Daniel Petrie, director, writer, producer, actor, (b at Glace Bay, NS 26 Nov 1920; d at Los Angeles 22 Aug 2004). Daniel Petrie achieved a Bachelor of Arts in communications at Nova Scotia's St Francis Xavier University before completing a masters in adult education at Columbia. He began his career teaching at Northwestern University and Creighton University, where he was head of the theatre department until 1950. Although Petrie stopped teaching, he maintained a strong relationship with the academic world throughout his career, holding a faculty position at the American Film Institute, where he also acted as deputy chairman from 1986 to 1987.
Petrie's focus on human strength through struggle distinguished him in the world of feature films. Though he achieved only mixed critical success over the course of his career, Petrie was recognized for dealing openly and compassionately with taboo subjects: racism in A Raisin in the Sun (1961), adolescent sex in Buster and Billie (1974), mental illness in the TV special Sybil (1976), and religious belief systems in Resurrection (1980).
Acting was where Petrie's lifelong relationship with show business began; his work included the Broadway production of Kiss Them for Me. He then moved on to direct for the stage. His most notable endeavours in this media include the Obie Award-winning production of Who'll Save the Ploughboy and Chekhov's The Cherry Orchard. Although his passion for working behind the camera remained, Petrie appeared in, among other films, Six Pack (1982) and Into the Night (1985).
Throughout the 1950s, Petrie directed episodes of some of the decade's most distinguished television shows, including Omnibus and The U.S. Steel Hour. He continued to direct for TV for the remainder of his life, contributing to such projects as Ironside (1967), Macmillan and Wife (1971), and Inherit the Wind (1999). He won two Emmy awards for his work on the ABC specials Eleanor and Franklin (1976) and Eleanor and Franklin: the White House Years (1977). In 1992 he was honoured with another Emmy, this time for his work on the television special Mark Twain and Me (1991).
Petrie directed over 15 feature films, including the autobiographical feature The Bay Boy (1984). The film, starring Keifer Sutherland and Liv Ullman, won multiple Genie awards in 1984 and represented Petrie's interest in creating films of international value, while maintaining a Canadian identity.

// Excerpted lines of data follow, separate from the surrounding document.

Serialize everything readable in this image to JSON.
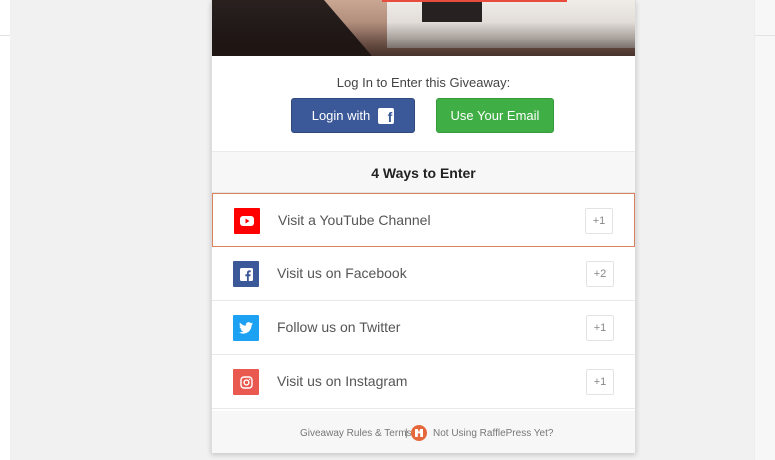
{
  "login": {
    "title": "Log In to Enter this Giveaway:",
    "facebook_button": "Login with",
    "email_button": "Use Your Email"
  },
  "ways": {
    "title": "4 Ways to Enter",
    "entries": [
      {
        "label": "Visit a YouTube Channel",
        "points": "+1",
        "icon": "youtube-icon",
        "color": "#ff0000"
      },
      {
        "label": "Visit us on Facebook",
        "points": "+2",
        "icon": "facebook-icon",
        "color": "#3b5998"
      },
      {
        "label": "Follow us on Twitter",
        "points": "+1",
        "icon": "twitter-icon",
        "color": "#1da1f2"
      },
      {
        "label": "Visit us on Instagram",
        "points": "+1",
        "icon": "instagram-icon",
        "color": "#e95950"
      }
    ]
  },
  "footer": {
    "rules": "Giveaway Rules & Terms",
    "separator": "|",
    "not_using": "Not Using RafflePress Yet?"
  }
}
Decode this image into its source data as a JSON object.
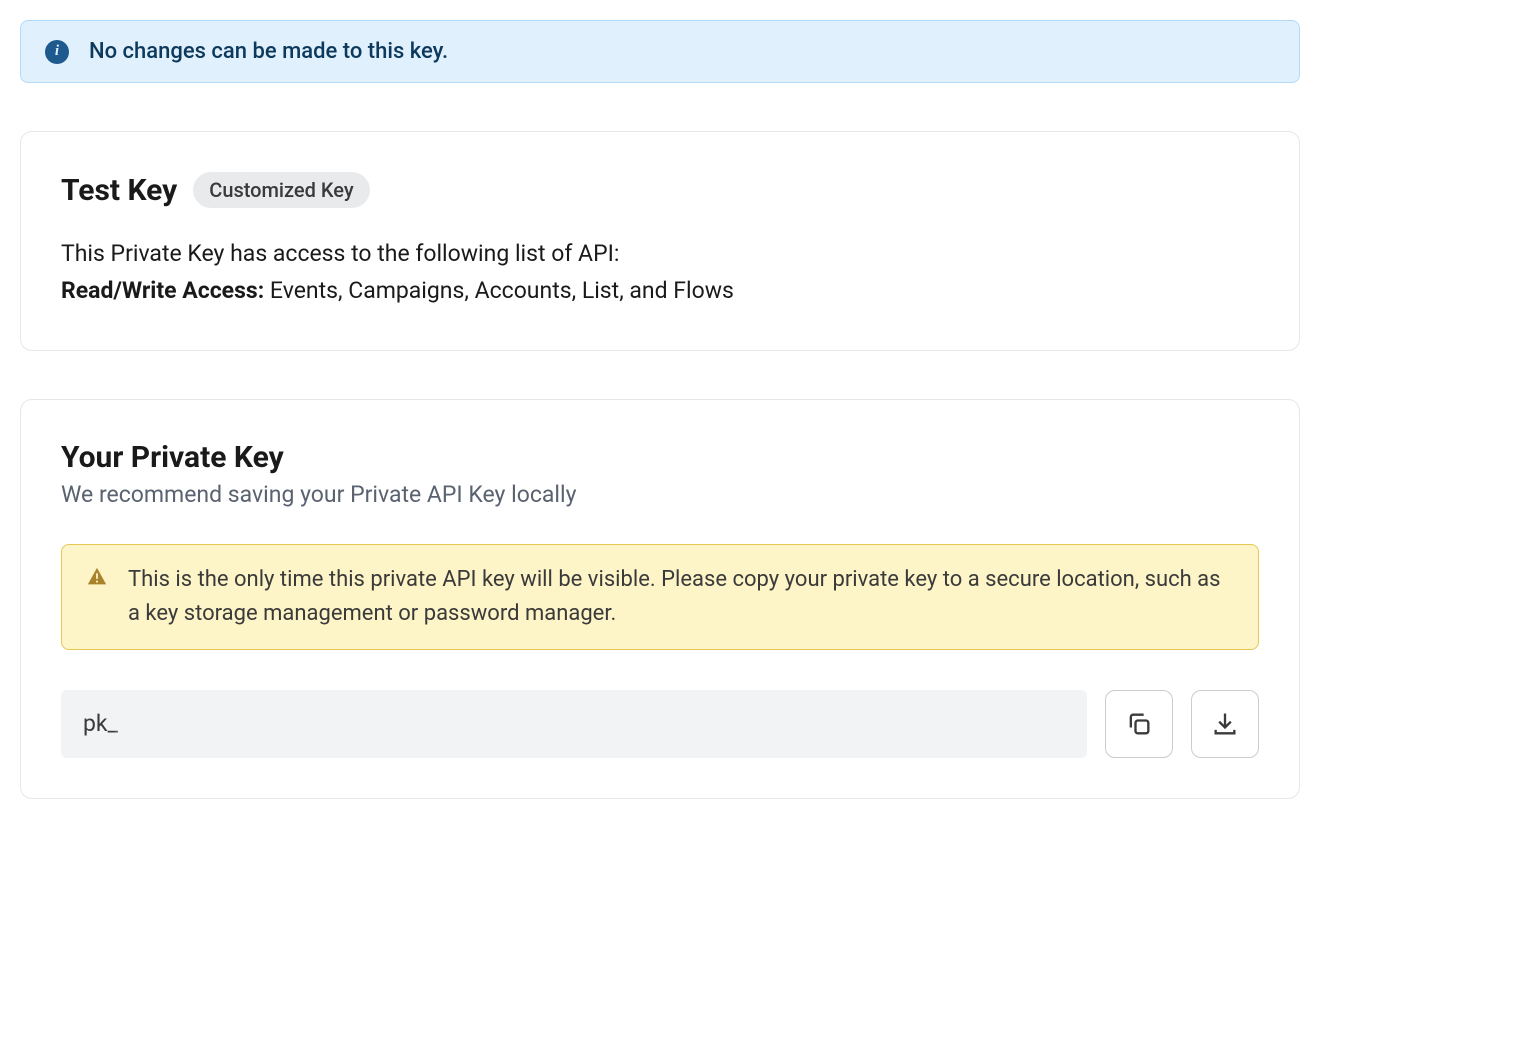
{
  "info_banner": {
    "text": "No changes can be made to this key."
  },
  "key_card": {
    "title": "Test Key",
    "badge": "Customized Key",
    "description_line1": "This Private Key has access to the following list of API:",
    "access_label": "Read/Write Access:",
    "access_value": " Events, Campaigns, Accounts, List, and Flows"
  },
  "private_key_card": {
    "title": "Your Private Key",
    "subtitle": "We recommend saving your Private API Key locally",
    "warning_text": "This is the only time this private API key will be visible. Please copy your private key to a secure location, such as a key storage management or password manager.",
    "key_prefix": "pk_"
  }
}
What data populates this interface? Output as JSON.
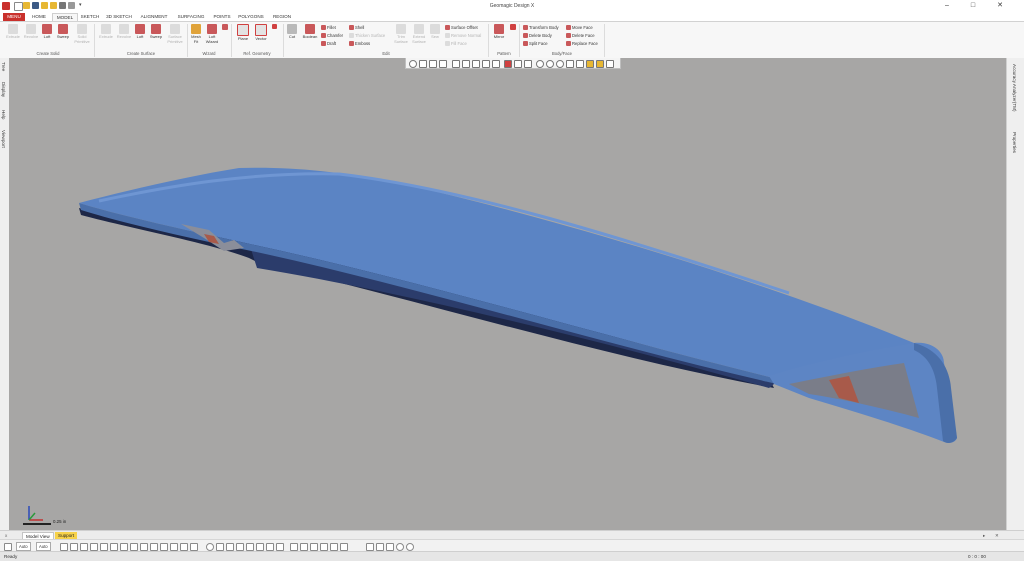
{
  "window": {
    "title": "Geomagic Design X"
  },
  "colors": {
    "accent": "#c9302c",
    "viewport_bg": "#a7a6a5",
    "model": "#5b84c4",
    "support_tab": "#f7d24a"
  },
  "tabs": [
    {
      "label": "MENU"
    },
    {
      "label": "HOME"
    },
    {
      "label": "MODEL"
    },
    {
      "label": "SKETCH"
    },
    {
      "label": "3D SKETCH"
    },
    {
      "label": "ALIGNMENT"
    },
    {
      "label": "SURFACING"
    },
    {
      "label": "POINTS"
    },
    {
      "label": "POLYGONS"
    },
    {
      "label": "REGION"
    }
  ],
  "ribbon": {
    "groups": [
      "Create Solid",
      "Create Surface",
      "Wizard",
      "Ref. Geometry",
      "Edit",
      "Pattern",
      "Body/Face"
    ],
    "create_solid": [
      "Extrude",
      "Revolve",
      "Loft",
      "Sweep",
      "Solid Primitive"
    ],
    "create_surface": [
      "Extrude",
      "Revolve",
      "Loft",
      "Sweep",
      "Surface Primitive"
    ],
    "wizard": [
      "Mesh Fit",
      "Loft Wizard"
    ],
    "ref_geometry": [
      "Plane",
      "Vector"
    ],
    "edit_big": [
      "Cut",
      "Boolean"
    ],
    "edit_small_col1": [
      "Fillet",
      "Chamfer",
      "Draft"
    ],
    "edit_small_col2": [
      "Shell",
      "Thicken Surface",
      "Emboss"
    ],
    "edit_big2": [
      "Trim Surface",
      "Extend Surface",
      "Sew"
    ],
    "edit_small_col3": [
      "Surface Offset",
      "Remove Normal",
      "Fill Face"
    ],
    "pattern": [
      "Mirror"
    ],
    "bodyface_col1": [
      "Transform Body",
      "Delete Body",
      "Split Face"
    ],
    "bodyface_col2": [
      "Move Face",
      "Delete Face",
      "Replace Face"
    ]
  },
  "left_panel": [
    "Tree",
    "Display",
    "Help",
    "Viewport"
  ],
  "right_panel": [
    "Accuracy Analyzer(TM)",
    "Properties"
  ],
  "viewport": {
    "scale_label": "0.25 in"
  },
  "bottom_tabs": [
    {
      "label": "Model View"
    },
    {
      "label": "Support"
    }
  ],
  "toolrow": {
    "select1": "Auto",
    "select2": "Auto"
  },
  "status": {
    "text": "Ready",
    "right": "0 : 0 : 00"
  }
}
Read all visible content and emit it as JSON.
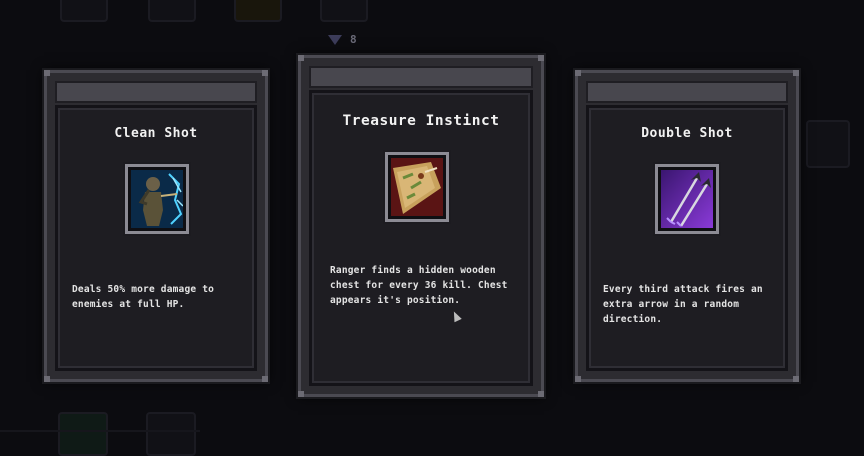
{
  "header": {
    "gem_count": "8",
    "gem_icon": "gem-icon"
  },
  "cards": [
    {
      "title": "Clean Shot",
      "icon": "archer-icon",
      "description": "Deals 50% more damage to enemies at full HP."
    },
    {
      "title": "Treasure Instinct",
      "icon": "treasure-map-icon",
      "description": "Ranger finds a hidden wooden chest for every 36 kill. Chest appears it's position."
    },
    {
      "title": "Double Shot",
      "icon": "double-arrow-icon",
      "description": "Every third attack fires an extra arrow in a random direction."
    }
  ],
  "colors": {
    "background": "#0c0c10",
    "card": "#2d2c31",
    "panel": "#1e1d22",
    "text": "#f2f2f2"
  }
}
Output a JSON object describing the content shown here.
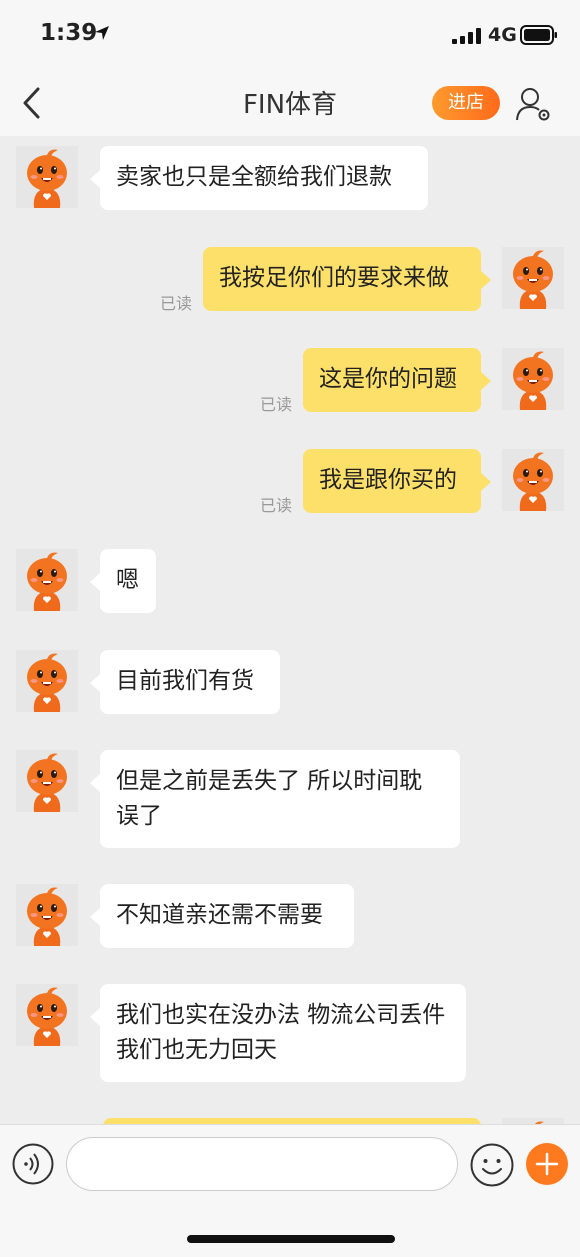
{
  "status_bar": {
    "time": "1:39",
    "network": "4G"
  },
  "nav": {
    "title": "FIN体育",
    "shop_label": "进店"
  },
  "messages": [
    {
      "side": "in",
      "text": "卖家也只是全额给我们退款"
    },
    {
      "side": "out",
      "text": "我按足你们的要求来做",
      "read": "已读"
    },
    {
      "side": "out",
      "text": "这是你的问题",
      "read": "已读"
    },
    {
      "side": "out",
      "text": "我是跟你买的",
      "read": "已读"
    },
    {
      "side": "in",
      "text": "嗯"
    },
    {
      "side": "in",
      "text": "目前我们有货"
    },
    {
      "side": "in",
      "text": "但是之前是丢失了 所以时间耽误了"
    },
    {
      "side": "in",
      "text": "不知道亲还需不需要"
    },
    {
      "side": "in",
      "text": "我们也实在没办法  物流公司丢件 我们也无力回天"
    },
    {
      "side": "out",
      "text": ""
    }
  ],
  "input": {
    "placeholder": ""
  },
  "icons": {
    "back": "chevron-left-icon",
    "profile": "user-settings-icon",
    "voice": "voice-icon",
    "emoji": "smiley-icon",
    "plus": "plus-icon"
  },
  "colors": {
    "accent": "#ff7a1f",
    "out_bubble": "#fce06a",
    "background": "#ededed"
  }
}
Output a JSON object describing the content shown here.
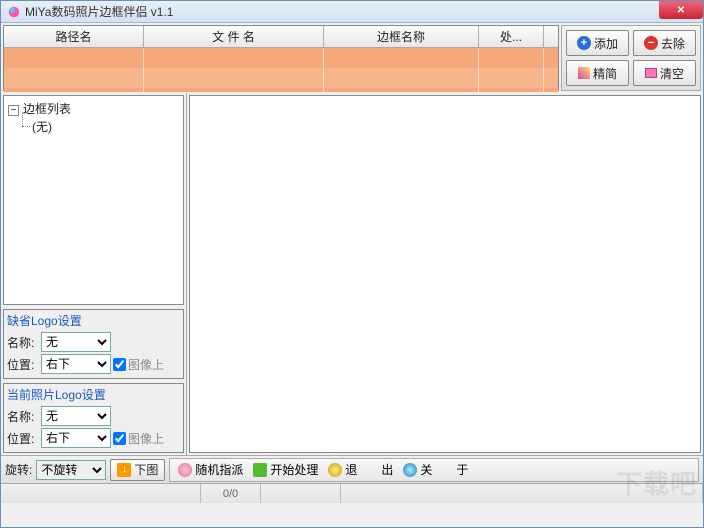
{
  "window": {
    "title": "MiYa数码照片边框伴侣 v1.1"
  },
  "grid": {
    "columns": [
      "路径名",
      "文 件 名",
      "边框名称",
      "处..."
    ]
  },
  "buttons": {
    "add": "添加",
    "remove": "去除",
    "simplify": "精简",
    "clear": "清空"
  },
  "tree": {
    "root": "边框列表",
    "child": "(无)"
  },
  "logoDefault": {
    "legend": "缺省Logo设置",
    "nameLabel": "名称:",
    "nameValue": "无",
    "posLabel": "位置:",
    "posValue": "右下",
    "imageHint": "图像上"
  },
  "logoCurrent": {
    "legend": "当前照片Logo设置",
    "nameLabel": "名称:",
    "nameValue": "无",
    "posLabel": "位置:",
    "posValue": "右下",
    "imageHint": "图像上"
  },
  "bottom": {
    "rotateLabel": "旋转:",
    "rotateValue": "不旋转",
    "nextImage": "下图",
    "random": "随机指派",
    "start": "开始处理",
    "exit": "退　　出",
    "about": "关　　于"
  },
  "status": {
    "counter": "0/0"
  },
  "watermark": "下载吧"
}
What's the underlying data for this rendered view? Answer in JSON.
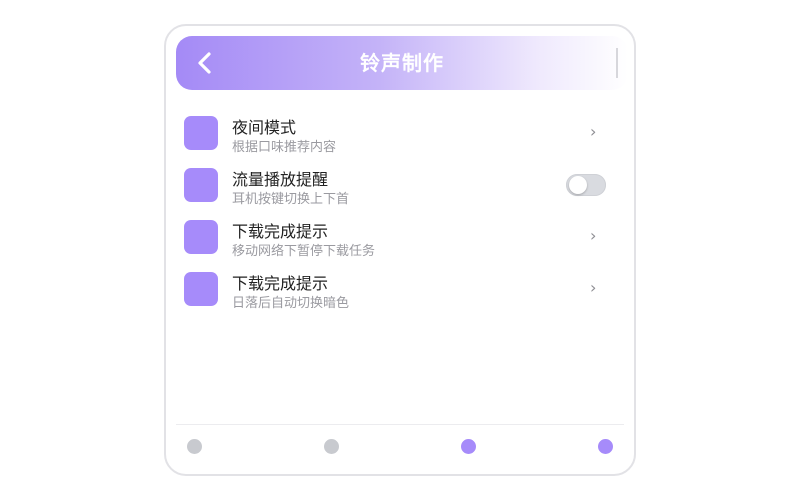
{
  "header": {
    "title": "铃声制作"
  },
  "settings": [
    {
      "title": "夜间模式",
      "subtitle": "根据口味推荐内容",
      "control": "chevron",
      "chevron": "›",
      "icon_color": "#a68bfa"
    },
    {
      "title": "流量播放提醒",
      "subtitle": "耳机按键切换上下首",
      "control": "toggle",
      "toggle_on": false,
      "icon_color": "#a68bfa"
    },
    {
      "title": "下载完成提示",
      "subtitle": "移动网络下暂停下载任务",
      "control": "chevron",
      "chevron": "›",
      "icon_color": "#a68bfa"
    },
    {
      "title": "下载完成提示",
      "subtitle": "日落后自动切换暗色",
      "control": "chevron",
      "chevron": "›",
      "icon_color": "#a68bfa"
    }
  ],
  "bottom_nav": {
    "dots": [
      {
        "color": "#c8cacf",
        "active": false
      },
      {
        "color": "#c8cacf",
        "active": false
      },
      {
        "color": "#a68bfa",
        "active": true
      },
      {
        "color": "#a68bfa",
        "active": true
      }
    ]
  },
  "colors": {
    "accent": "#a68bfa",
    "header_gradient_start": "#a48af6",
    "inactive_dot": "#c8cacf"
  }
}
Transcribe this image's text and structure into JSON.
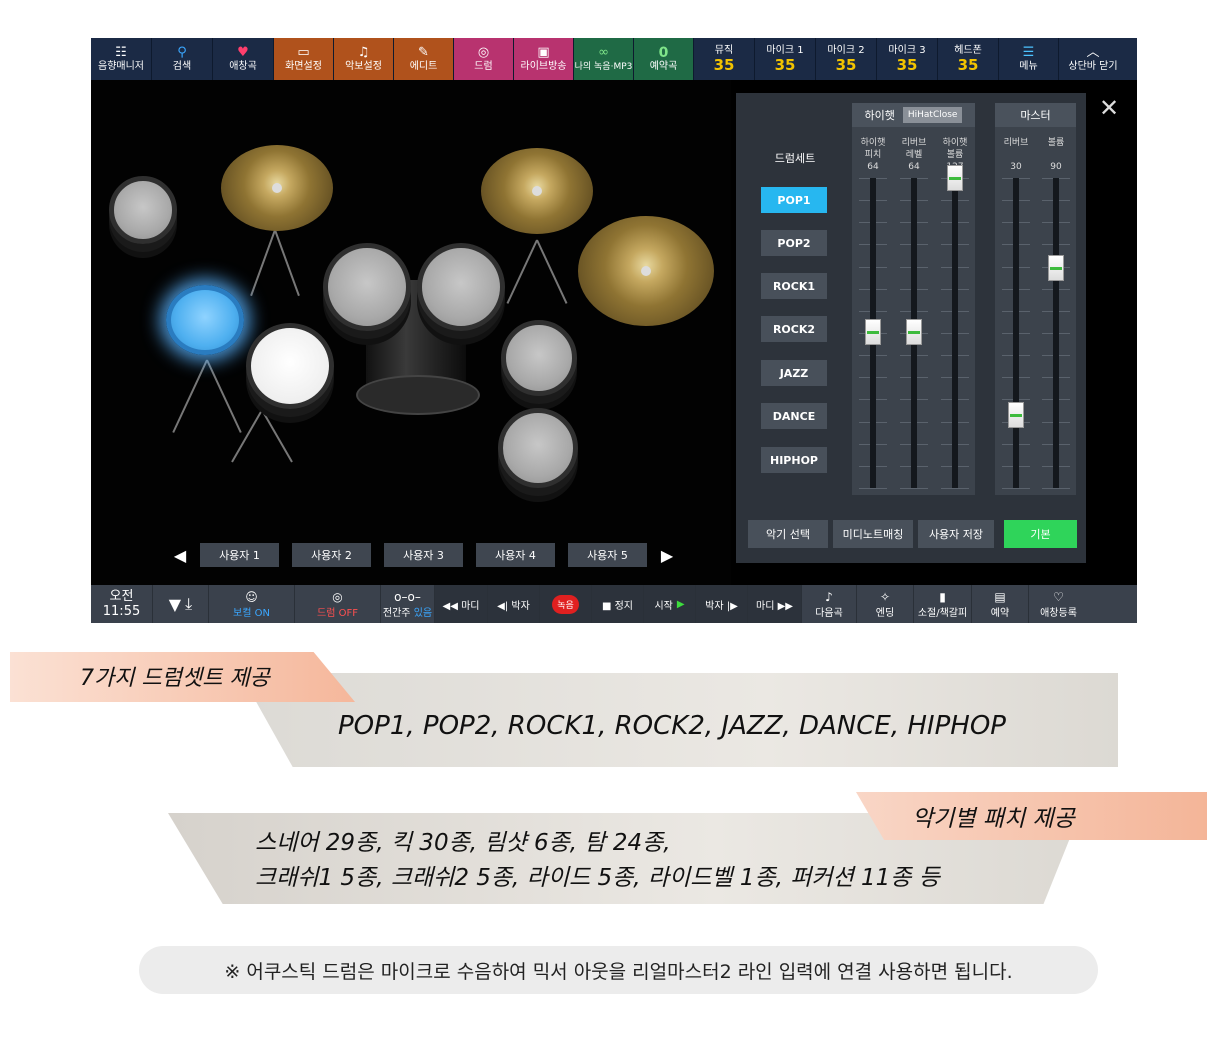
{
  "topbar": {
    "items": [
      {
        "label": "음향매니저",
        "icon": "sliders-icon"
      },
      {
        "label": "검색",
        "icon": "search-icon"
      },
      {
        "label": "애창곡",
        "icon": "heart-icon"
      },
      {
        "label": "화면설정",
        "icon": "monitor-icon"
      },
      {
        "label": "악보설정",
        "icon": "score-icon"
      },
      {
        "label": "에디트",
        "icon": "edit-icon"
      },
      {
        "label": "드럼",
        "icon": "drum-icon"
      },
      {
        "label": "라이브방송",
        "icon": "camera-icon"
      },
      {
        "label": "나의 녹음·MP3",
        "icon": "tape-icon"
      }
    ],
    "reserve": {
      "count": "0",
      "label": "예약곡"
    },
    "levels": [
      {
        "label": "뮤직",
        "value": "35"
      },
      {
        "label": "마이크 1",
        "value": "35"
      },
      {
        "label": "마이크 2",
        "value": "35"
      },
      {
        "label": "마이크 3",
        "value": "35"
      },
      {
        "label": "헤드폰",
        "value": "35"
      }
    ],
    "menu_label": "메뉴",
    "close_label": "상단바 닫기"
  },
  "user_buttons": [
    "사용자 1",
    "사용자 2",
    "사용자 3",
    "사용자 4",
    "사용자 5"
  ],
  "panel": {
    "drumset_title": "드럼세트",
    "drumsets": [
      "POP1",
      "POP2",
      "ROCK1",
      "ROCK2",
      "JAZZ",
      "DANCE",
      "HIPHOP"
    ],
    "active_drumset": "POP1",
    "hihat": {
      "title": "하이햇",
      "tag": "HiHatClose",
      "faders": [
        {
          "label1": "하이햇",
          "label2": "피치",
          "value": 64
        },
        {
          "label1": "리버브",
          "label2": "레벨",
          "value": 64
        },
        {
          "label1": "하이햇",
          "label2": "볼륨",
          "value": 127
        }
      ]
    },
    "master": {
      "title": "마스터",
      "faders": [
        {
          "label1": "리버브",
          "label2": "",
          "value": 30
        },
        {
          "label1": "볼륨",
          "label2": "",
          "value": 90
        }
      ]
    },
    "buttons": {
      "instrument": "악기 선택",
      "midi": "미디노트매칭",
      "save": "사용자 저장",
      "default": "기본"
    }
  },
  "bottombar": {
    "time_label": "오전",
    "time": "11:55",
    "vocal": "보컬 ON",
    "drum": "드럼 OFF",
    "interlude": "전간주",
    "interlude_state": "있음",
    "prev_bar": "◀◀ 마디",
    "prev_beat": "◀| 박자",
    "record": "녹음",
    "stop": "■ 정지",
    "start": "시작",
    "next_beat": "박자 |▶",
    "next_bar": "마디 ▶▶",
    "next_song": "다음곡",
    "ending": "엔딩",
    "cancel": "소절/책갈피",
    "reserve": "예약",
    "fav_add": "애창등록"
  },
  "banners": {
    "tag1": "7가지 드럼셋트 제공",
    "text1": "POP1, POP2, ROCK1, ROCK2, JAZZ, DANCE, HIPHOP",
    "tag2": "악기별 패치 제공",
    "text2_line1": "스네어 29종, 킥 30종, 림샷 6종, 탐 24종,",
    "text2_line2": "크래쉬1 5종, 크래쉬2 5종, 라이드 5종, 라이드벨 1종, 퍼커션 11종 등",
    "note": "※ 어쿠스틱 드럼은 마이크로 수음하여 믹서 아웃을 리얼마스터2 라인 입력에 연결 사용하면 됩니다."
  },
  "colors": {
    "accent": "#27b7f0",
    "level": "#f2c300",
    "default_btn": "#2fd45a",
    "tag": "#f7c3ac"
  }
}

It was for his adaptation of A Raisin in the Sun that Petrie won the greatest acclaim. The film dealt candidly with the problem of racism and earned Petrie renown as a socially conscious director, an image he maintained with such later productions as The Dollmaker (1984), which tackled the issue of women as financial providers. A Raisin in the Sun won the Gary Cooper Award for Human Values at the 1961 Cannes Film Festival and garnered its director nominations from both the Director's Guild of America and the New York Film Critics Circle. Other socially conscious films were The Assistant (1997), Monday After the Miracles (1998) and Walter and Henry (2001).